___ Provided records ___

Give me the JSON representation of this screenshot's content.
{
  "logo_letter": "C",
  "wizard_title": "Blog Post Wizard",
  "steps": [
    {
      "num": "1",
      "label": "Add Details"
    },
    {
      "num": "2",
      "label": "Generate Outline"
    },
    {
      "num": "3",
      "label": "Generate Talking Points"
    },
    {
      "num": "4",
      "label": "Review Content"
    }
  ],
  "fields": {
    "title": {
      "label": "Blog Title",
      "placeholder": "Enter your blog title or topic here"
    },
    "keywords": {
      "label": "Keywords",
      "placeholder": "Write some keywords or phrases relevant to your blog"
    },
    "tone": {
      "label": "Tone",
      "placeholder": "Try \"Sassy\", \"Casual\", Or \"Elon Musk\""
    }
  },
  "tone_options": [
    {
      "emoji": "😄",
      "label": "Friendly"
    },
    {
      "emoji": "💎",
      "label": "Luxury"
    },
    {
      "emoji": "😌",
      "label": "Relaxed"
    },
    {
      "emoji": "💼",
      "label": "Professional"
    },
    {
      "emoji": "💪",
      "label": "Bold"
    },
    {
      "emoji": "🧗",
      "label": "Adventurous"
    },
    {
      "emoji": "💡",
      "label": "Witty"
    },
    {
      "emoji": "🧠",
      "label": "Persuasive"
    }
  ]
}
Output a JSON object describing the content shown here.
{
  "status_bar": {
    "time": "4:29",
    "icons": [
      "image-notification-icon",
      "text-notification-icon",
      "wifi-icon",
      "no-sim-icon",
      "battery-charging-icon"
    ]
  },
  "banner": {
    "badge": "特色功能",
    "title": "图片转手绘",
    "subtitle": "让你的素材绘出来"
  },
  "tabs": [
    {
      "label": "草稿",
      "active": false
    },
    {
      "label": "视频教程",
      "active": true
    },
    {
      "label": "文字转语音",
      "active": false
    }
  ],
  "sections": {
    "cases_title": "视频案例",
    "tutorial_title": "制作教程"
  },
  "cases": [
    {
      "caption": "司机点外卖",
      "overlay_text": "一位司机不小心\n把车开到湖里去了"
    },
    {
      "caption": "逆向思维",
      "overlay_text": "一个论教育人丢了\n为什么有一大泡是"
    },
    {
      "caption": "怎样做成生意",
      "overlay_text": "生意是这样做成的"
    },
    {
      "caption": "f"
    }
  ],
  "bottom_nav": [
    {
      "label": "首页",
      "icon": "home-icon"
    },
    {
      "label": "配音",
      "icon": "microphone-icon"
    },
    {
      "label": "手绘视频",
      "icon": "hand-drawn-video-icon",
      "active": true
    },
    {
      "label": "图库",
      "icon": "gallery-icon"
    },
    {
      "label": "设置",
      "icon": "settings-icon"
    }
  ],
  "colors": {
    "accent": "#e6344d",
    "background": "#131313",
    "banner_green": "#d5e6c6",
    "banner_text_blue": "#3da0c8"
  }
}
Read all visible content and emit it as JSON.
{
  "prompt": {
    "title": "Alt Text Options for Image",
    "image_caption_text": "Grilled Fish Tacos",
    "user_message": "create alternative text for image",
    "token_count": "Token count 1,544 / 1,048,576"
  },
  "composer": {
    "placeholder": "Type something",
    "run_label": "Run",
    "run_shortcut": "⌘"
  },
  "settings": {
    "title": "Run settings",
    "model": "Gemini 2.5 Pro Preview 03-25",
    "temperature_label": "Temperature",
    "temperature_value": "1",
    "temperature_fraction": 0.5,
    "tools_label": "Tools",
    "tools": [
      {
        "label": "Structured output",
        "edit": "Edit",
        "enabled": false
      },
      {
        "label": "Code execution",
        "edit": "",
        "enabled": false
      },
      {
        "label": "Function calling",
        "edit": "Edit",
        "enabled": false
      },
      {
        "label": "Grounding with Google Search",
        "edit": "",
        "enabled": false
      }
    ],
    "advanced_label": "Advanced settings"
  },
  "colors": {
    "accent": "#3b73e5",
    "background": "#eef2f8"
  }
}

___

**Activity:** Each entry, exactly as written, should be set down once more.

**Answer to this exercise:**
Give me the JSON representation of this screenshot's content.
{
  "logo_letter": "C",
  "wizard_title": "Blog Post Wizard",
  "steps": [
    {
      "num": "1",
      "label": "Add Details"
    },
    {
      "num": "2",
      "label": "Generate Outline"
    },
    {
      "num": "3",
      "label": "Generate Talking Points"
    },
    {
      "num": "4",
      "label": "Review Content"
    }
  ],
  "fields": {
    "title": {
      "label": "Blog Title",
      "placeholder": "Enter your blog title or topic here"
    },
    "keywords": {
      "label": "Keywords",
      "placeholder": "Write some keywords or phrases relevant to your blog"
    },
    "tone": {
      "label": "Tone",
      "placeholder": "Try \"Sassy\", \"Casual\", Or \"Elon Musk\""
    }
  },
  "tone_options": [
    {
      "emoji": "😄",
      "label": "Friendly"
    },
    {
      "emoji": "💎",
      "label": "Luxury"
    },
    {
      "emoji": "😌",
      "label": "Relaxed"
    },
    {
      "emoji": "💼",
      "label": "Professional"
    },
    {
      "emoji": "💪",
      "label": "Bold"
    },
    {
      "emoji": "🧗",
      "label": "Adventurous"
    },
    {
      "emoji": "💡",
      "label": "Witty"
    },
    {
      "emoji": "🧠",
      "label": "Persuasive"
    }
  ]
}
Output a JSON object describing the content shown here.
{
  "status_bar": {
    "time": "4:29",
    "icons": [
      "image-notification-icon",
      "text-notification-icon",
      "wifi-icon",
      "no-sim-icon",
      "battery-charging-icon"
    ]
  },
  "banner": {
    "badge": "特色功能",
    "title": "图片转手绘",
    "subtitle": "让你的素材绘出来"
  },
  "tabs": [
    {
      "label": "草稿",
      "active": false
    },
    {
      "label": "视频教程",
      "active": true
    },
    {
      "label": "文字转语音",
      "active": false
    }
  ],
  "sections": {
    "cases_title": "视频案例",
    "tutorial_title": "制作教程"
  },
  "cases": [
    {
      "caption": "司机点外卖",
      "overlay_text": "一位司机不小心\n把车开到湖里去了"
    },
    {
      "caption": "逆向思维",
      "overlay_text": "一个论教育人丢了\n为什么有一大泡是"
    },
    {
      "caption": "怎样做成生意",
      "overlay_text": "生意是这样做成的"
    },
    {
      "caption": "f"
    }
  ],
  "bottom_nav": [
    {
      "label": "首页",
      "icon": "home-icon"
    },
    {
      "label": "配音",
      "icon": "microphone-icon"
    },
    {
      "label": "手绘视频",
      "icon": "hand-drawn-video-icon",
      "active": true
    },
    {
      "label": "图库",
      "icon": "gallery-icon"
    },
    {
      "label": "设置",
      "icon": "settings-icon"
    }
  ],
  "colors": {
    "accent": "#e6344d",
    "background": "#131313",
    "banner_green": "#d5e6c6",
    "banner_text_blue": "#3da0c8"
  }
}
Read all visible content and emit it as JSON.
{
  "prompt": {
    "title": "Alt Text Options for Image",
    "image_caption_text": "Grilled Fish Tacos",
    "user_message": "create alternative text for image",
    "token_count": "Token count 1,544 / 1,048,576"
  },
  "composer": {
    "placeholder": "Type something",
    "run_label": "Run",
    "run_shortcut": "⌘"
  },
  "settings": {
    "title": "Run settings",
    "model": "Gemini 2.5 Pro Preview 03-25",
    "temperature_label": "Temperature",
    "temperature_value": "1",
    "temperature_fraction": 0.5,
    "tools_label": "Tools",
    "tools": [
      {
        "label": "Structured output",
        "edit": "Edit",
        "enabled": false
      },
      {
        "label": "Code execution",
        "edit": "",
        "enabled": false
      },
      {
        "label": "Function calling",
        "edit": "Edit",
        "enabled": false
      },
      {
        "label": "Grounding with Google Search",
        "edit": "",
        "enabled": false
      }
    ],
    "advanced_label": "Advanced settings"
  },
  "colors": {
    "accent": "#3b73e5",
    "background": "#eef2f8"
  }
}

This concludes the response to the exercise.